Out in the Asteroid Belt there are a lot of rocks, obviously. There are two bodies out there that are truly large compared to all the rest. Ceres is considered a dwarf planet, and the other, Vesta, is the largest asteroid known in the Solar System. It makes up about about 9% of the total mass of the Asteroid Belt, and was big enough to be observed from Earth 200 years ago by Heinrich Olbers.
All that is pretty groovy stuff, but in June the Dawn probe from NASA decelerated into orbit around the mini-planet. Since then we have been getting more and more images. The picture above is one such. It is three large craters that overlap just enough to make them look like a snowman.
Now it would be awesome enough for the Dawn probe to just go to Vesta, after all we have not visited too many asteroids and none in the actual asteroid belt before; but this mission is a twofer, once a year of science has been done at Vesta, Dawn will move on to the other big object in the Asteroid Belt, Ceres.
It will take another three years before Dawn arrives at Ceres, but given the opportunity to examine two very different proto-planets, it is worth the wait. You see Ceres is thought to have a thin, but permanent atmosphere, which makes it unique among the small planetoids. It is significantly smaller than our moon so this poses some interesting questions as to what it is made of and where it is from. But probably most importantly, how does a body this small hang on to an atmosphere at all?

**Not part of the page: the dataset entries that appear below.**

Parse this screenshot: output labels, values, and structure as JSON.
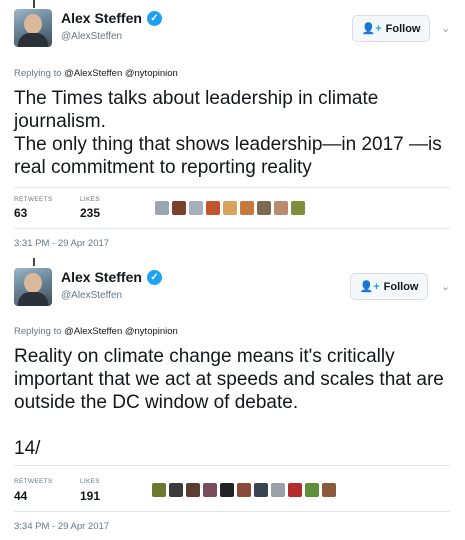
{
  "tweets": [
    {
      "author": {
        "name": "Alex Steffen",
        "handle": "@AlexSteffen"
      },
      "follow_label": "Follow",
      "replying_to_prefix": "Replying to",
      "replying_to": [
        "@AlexSteffen",
        "@nytopinion"
      ],
      "text": "The Times talks about leadership in climate journalism.\nThe only thing that shows leadership—in 2017 —is real commitment to reporting reality",
      "retweets_label": "RETWEETS",
      "retweets": "63",
      "likes_label": "LIKES",
      "likes": "235",
      "timestamp": "3:31 PM - 29 Apr 2017",
      "liker_colors": [
        "#9aa7b1",
        "#7b3f2a",
        "#a6b0b8",
        "#c2552f",
        "#d9a25b",
        "#c47a3f",
        "#7a6a55",
        "#b88c6d",
        "#7d8f3a"
      ]
    },
    {
      "author": {
        "name": "Alex Steffen",
        "handle": "@AlexSteffen"
      },
      "follow_label": "Follow",
      "replying_to_prefix": "Replying to",
      "replying_to": [
        "@AlexSteffen",
        "@nytopinion"
      ],
      "text": "Reality on climate change means it's critically important that we act at speeds and scales that are outside the DC window of debate.\n\n14/",
      "retweets_label": "RETWEETS",
      "retweets": "44",
      "likes_label": "LIKES",
      "likes": "191",
      "timestamp": "3:34 PM - 29 Apr 2017",
      "liker_colors": [
        "#6d7a2e",
        "#3b3b3b",
        "#5a3d33",
        "#7a4d5e",
        "#222222",
        "#8a4a3a",
        "#3a4450",
        "#9aa0a6",
        "#b32d2d",
        "#5d8f3a",
        "#8a5a3a"
      ]
    }
  ]
}
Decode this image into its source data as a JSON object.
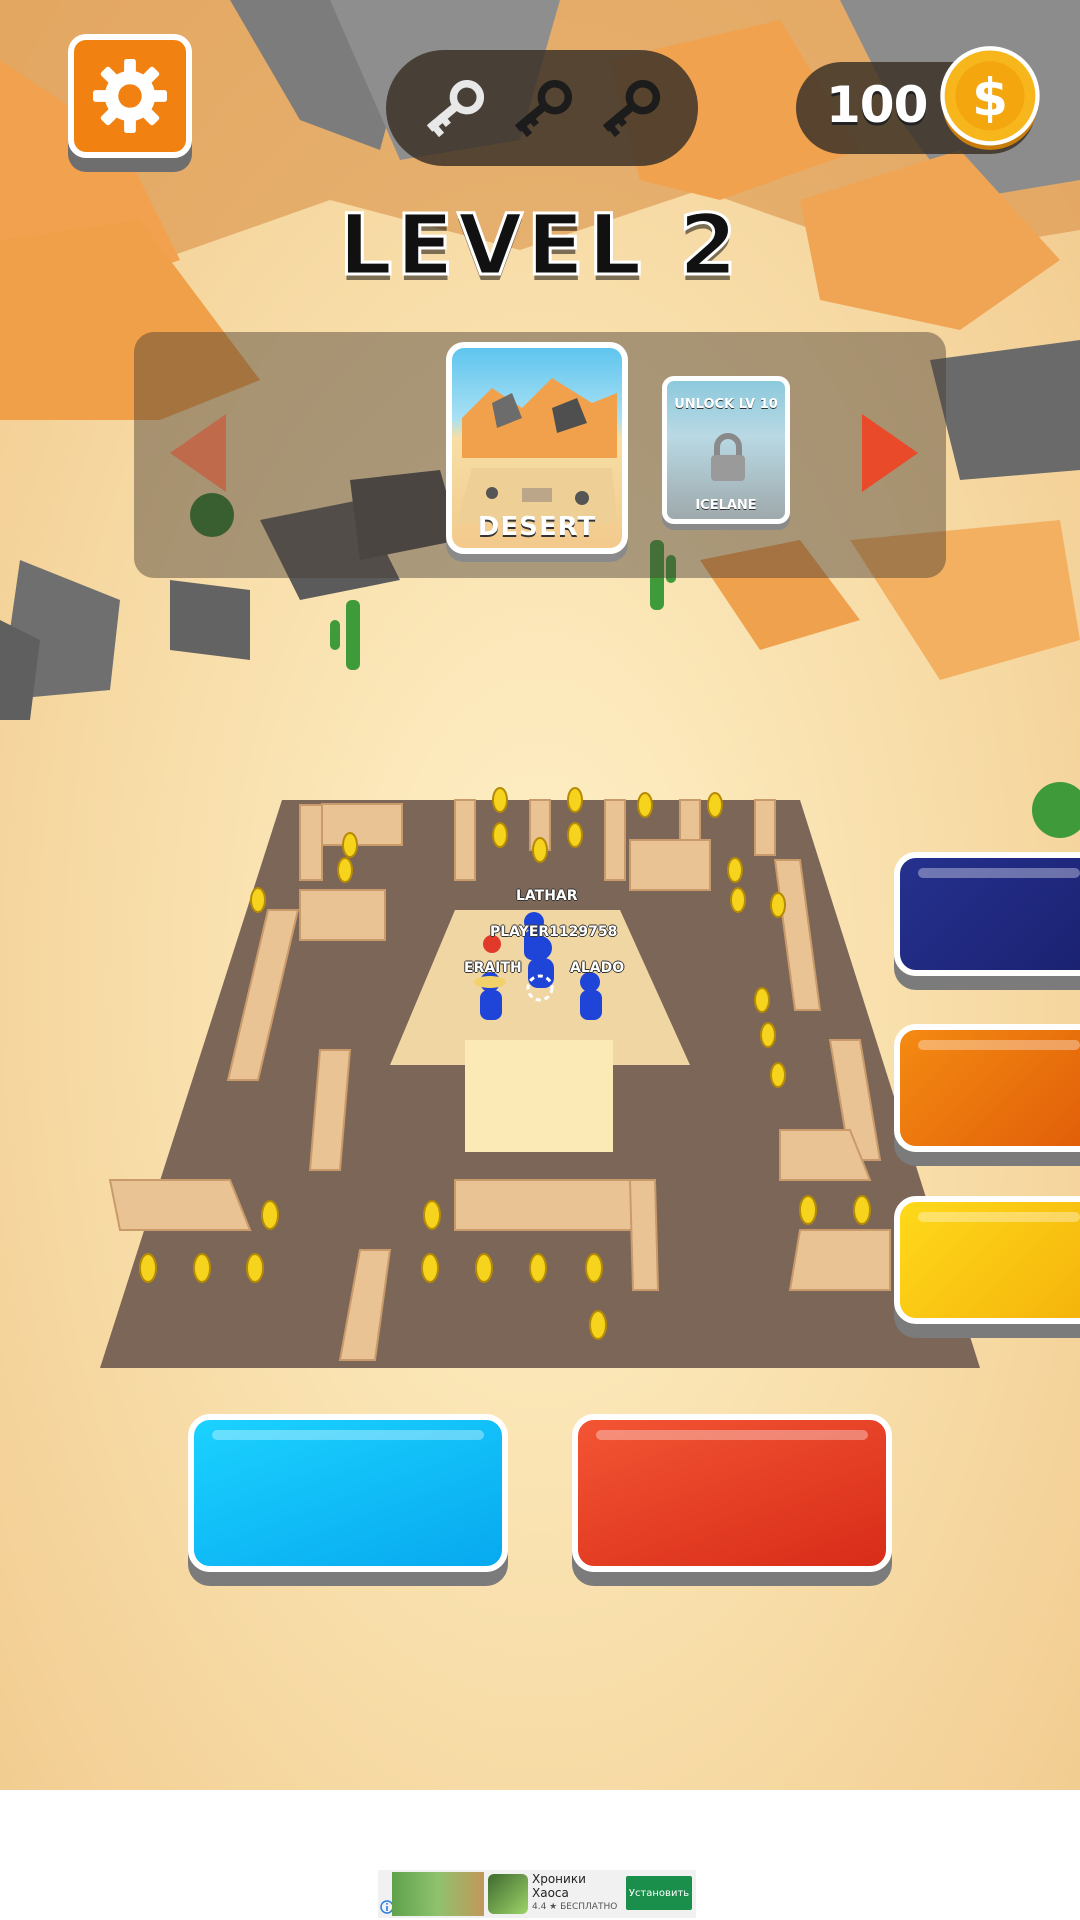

Vesta, on the other hand, is believed to have had a molten metal core like the Earth has, and Mars probably did at early points in its history. This is important because it could tell us a lot about how such dynamos are formed and what it looks like as they slow and stop. Just in case you were wondering why that is important, the spinning of the Earth’s metal core generates the magnetic fields that protect us from the fast moving particles of the solar wind from our local star. Some day the dynamo will run down and things will get quite challenging for anything living on our planet.
What makes this mission possible is the ion drive of the Dawn probe. Basically it uses electricity to produce ionized xenon and it can do it for very long periods of time. It is good that it can operate over long periods because it does not provide a lot of push. The thing is, in free fall a little push over a long time can really get you going pretty fast. Since it is electric in nature you can power with giant solar collectors. Even at the farthest distance this mission will travel, it can still produce 1kW. More than enough for it to motor around the Asteroid Belt.
The Dawn probe carries four science instruments: a high resolution framing camera; a visible light and infrared spectrometer; a gamma ray and neutron spectrometer (this will measure isotopes in the crust of both planetoids); and a gravity science instrument that will allow a very accurate mapping of the gravitational field of each body.
Just like all our Solar System explorations, we are likely to learn things we never thought about, prove things that everyone knows, and generate a raft of questions that will only be answered by further exploration.
So watch this space for the next year, Space Cadets! There are going to be tons of pictures and video and I will be your one-stop-shop for it all!
The floor is yours!